Ann Hornaday at The Washington Post gives the film a 63. She reviews, “By now, it must be said, the quips are beginning to wear a little thin, the vinyl-era needle drops a little less cool, the quotation marks a little more obvious among the ironic references and self-mocking bonhomie. Still, Thor: Love and Thunder is out for a good time, even if the journey doesn’t feel quite so novel or giddily buoyant.”
Donald Clarke at The Irish Times gives the movie a 60. He writes, “A strange, strange film. Often in a good way.
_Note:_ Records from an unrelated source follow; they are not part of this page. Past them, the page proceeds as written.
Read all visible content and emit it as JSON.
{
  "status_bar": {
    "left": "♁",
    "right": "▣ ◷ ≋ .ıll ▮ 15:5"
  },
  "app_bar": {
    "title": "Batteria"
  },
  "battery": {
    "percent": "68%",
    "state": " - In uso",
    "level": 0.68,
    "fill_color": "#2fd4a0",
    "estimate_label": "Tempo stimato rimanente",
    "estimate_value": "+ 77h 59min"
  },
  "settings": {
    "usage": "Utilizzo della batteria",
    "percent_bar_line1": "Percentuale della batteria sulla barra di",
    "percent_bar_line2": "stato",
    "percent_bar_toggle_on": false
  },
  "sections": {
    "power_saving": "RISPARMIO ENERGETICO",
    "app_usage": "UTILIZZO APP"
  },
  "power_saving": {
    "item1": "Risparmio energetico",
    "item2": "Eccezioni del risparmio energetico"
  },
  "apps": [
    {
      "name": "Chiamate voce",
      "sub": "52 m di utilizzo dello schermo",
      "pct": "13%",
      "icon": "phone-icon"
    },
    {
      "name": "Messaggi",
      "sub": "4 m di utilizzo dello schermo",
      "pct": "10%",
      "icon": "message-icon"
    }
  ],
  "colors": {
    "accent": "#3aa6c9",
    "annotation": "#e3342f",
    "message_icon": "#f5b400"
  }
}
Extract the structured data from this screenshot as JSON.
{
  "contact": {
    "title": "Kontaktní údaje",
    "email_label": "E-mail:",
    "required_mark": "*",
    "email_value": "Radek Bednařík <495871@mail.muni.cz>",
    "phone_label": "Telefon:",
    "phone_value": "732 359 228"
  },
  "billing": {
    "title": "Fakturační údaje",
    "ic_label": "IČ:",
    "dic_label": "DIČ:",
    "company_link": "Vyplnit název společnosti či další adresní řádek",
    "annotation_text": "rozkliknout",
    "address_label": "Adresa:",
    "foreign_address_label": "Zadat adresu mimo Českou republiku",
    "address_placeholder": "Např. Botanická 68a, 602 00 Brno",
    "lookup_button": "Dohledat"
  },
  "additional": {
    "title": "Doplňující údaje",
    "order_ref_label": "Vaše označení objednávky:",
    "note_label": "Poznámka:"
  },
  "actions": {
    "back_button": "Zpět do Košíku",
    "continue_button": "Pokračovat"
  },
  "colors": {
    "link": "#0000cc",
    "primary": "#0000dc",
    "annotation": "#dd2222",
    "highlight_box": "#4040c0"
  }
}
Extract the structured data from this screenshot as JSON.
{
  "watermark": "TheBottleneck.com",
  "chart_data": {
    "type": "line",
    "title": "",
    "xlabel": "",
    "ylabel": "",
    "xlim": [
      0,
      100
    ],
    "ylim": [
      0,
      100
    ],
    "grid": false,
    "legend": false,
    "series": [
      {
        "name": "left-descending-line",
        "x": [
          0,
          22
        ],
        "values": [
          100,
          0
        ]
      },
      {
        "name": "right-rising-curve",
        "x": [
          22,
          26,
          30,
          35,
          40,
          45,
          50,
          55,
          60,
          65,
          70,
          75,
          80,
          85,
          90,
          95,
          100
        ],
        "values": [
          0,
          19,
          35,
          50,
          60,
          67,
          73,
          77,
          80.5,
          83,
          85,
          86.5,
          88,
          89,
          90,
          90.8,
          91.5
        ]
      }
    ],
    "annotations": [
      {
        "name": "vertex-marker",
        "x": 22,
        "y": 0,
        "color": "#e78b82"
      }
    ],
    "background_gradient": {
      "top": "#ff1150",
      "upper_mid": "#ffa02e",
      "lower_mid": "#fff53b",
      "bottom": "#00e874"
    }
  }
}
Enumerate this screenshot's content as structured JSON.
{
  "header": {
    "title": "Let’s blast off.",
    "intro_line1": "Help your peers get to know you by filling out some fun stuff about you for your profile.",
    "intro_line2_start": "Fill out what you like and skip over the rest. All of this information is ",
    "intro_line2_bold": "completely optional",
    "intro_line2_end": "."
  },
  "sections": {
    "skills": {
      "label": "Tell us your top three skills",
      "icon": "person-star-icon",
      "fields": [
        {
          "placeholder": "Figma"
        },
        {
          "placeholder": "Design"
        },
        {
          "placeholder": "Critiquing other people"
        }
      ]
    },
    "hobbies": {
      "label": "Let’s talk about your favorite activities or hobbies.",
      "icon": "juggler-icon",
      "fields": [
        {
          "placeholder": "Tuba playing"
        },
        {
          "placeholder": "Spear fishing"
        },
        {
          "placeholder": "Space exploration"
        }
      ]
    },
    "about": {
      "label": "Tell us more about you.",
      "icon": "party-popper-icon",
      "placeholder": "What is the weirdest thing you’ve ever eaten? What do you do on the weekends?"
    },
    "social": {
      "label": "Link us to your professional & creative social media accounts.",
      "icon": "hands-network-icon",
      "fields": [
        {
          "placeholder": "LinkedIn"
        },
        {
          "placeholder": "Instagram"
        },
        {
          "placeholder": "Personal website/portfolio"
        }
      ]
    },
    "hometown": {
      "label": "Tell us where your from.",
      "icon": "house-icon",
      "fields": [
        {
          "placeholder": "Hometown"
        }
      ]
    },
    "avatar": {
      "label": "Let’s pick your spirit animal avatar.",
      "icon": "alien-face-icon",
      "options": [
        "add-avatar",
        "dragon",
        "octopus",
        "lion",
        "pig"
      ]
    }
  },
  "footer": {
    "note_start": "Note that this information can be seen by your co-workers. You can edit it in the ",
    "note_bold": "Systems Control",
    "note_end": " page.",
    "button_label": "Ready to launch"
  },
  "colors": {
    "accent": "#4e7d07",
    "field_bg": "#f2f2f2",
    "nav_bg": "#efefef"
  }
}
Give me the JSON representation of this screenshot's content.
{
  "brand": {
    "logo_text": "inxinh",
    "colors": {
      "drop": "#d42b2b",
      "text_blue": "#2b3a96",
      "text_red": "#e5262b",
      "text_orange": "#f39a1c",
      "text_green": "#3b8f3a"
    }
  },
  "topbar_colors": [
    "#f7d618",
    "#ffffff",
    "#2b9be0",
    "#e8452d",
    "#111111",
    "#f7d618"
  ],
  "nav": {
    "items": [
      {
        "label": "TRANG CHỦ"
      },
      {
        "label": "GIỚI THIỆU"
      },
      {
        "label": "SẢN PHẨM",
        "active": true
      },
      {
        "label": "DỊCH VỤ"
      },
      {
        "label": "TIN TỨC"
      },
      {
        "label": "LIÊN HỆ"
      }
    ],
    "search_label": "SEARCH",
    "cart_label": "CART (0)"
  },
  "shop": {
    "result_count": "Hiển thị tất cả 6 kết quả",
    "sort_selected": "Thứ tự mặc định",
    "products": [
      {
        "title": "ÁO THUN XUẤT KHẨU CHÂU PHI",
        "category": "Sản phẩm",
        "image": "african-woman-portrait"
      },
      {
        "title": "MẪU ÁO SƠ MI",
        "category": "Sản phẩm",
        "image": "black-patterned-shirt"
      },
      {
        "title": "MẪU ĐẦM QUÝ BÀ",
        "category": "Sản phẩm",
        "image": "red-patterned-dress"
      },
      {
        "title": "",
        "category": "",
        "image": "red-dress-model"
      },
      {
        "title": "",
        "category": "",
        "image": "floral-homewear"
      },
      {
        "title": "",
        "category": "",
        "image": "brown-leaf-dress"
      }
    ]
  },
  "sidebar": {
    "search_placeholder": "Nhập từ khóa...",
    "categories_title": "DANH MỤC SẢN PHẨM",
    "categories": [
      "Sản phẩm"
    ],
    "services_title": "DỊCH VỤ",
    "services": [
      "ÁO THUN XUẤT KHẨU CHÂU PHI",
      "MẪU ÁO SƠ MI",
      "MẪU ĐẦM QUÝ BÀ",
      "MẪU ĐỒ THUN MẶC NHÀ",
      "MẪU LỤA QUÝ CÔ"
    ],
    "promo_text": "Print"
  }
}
Sometimes not.”
Alonso Duralde at TheWrap gives the movie a 55. He writes, “If this latest one was aiming to mix it up by giving equal weight to the masks of comedy and tragedy, it’s an effort that falls short.”
Stephanie Zacharek at Time gives the film a 40. She writes, “Thor: Love and Thunder is packed with gags and jokes, advertising itself so loudly as “Fun!” that it ceases to actually be fun. This is the way with Waititi, a gifted director who, now that he’s no longer required to wield a light touch, seems to have forgotten how to do so.”
Richard Whittaker at The Austin Chronicle gives the film a 30. He says, “What’s fundamentally uninteresting about Love and Thunder is Waititi’s inability to recognize any character development over the last decade, or to move Thor forward.”
Scott Greenstone gives the film a 25 at The Seattle Times. He reviews, “I wished I was actually watching “Batman and Robin” or “Superman IV,” because for all their camp, those movies felt less pointless and more human than “Thor 4,” a cheap corporate commercial for upcoming Marvel content.”
What do you make of these critic reviews for Thor: Love and Thunder?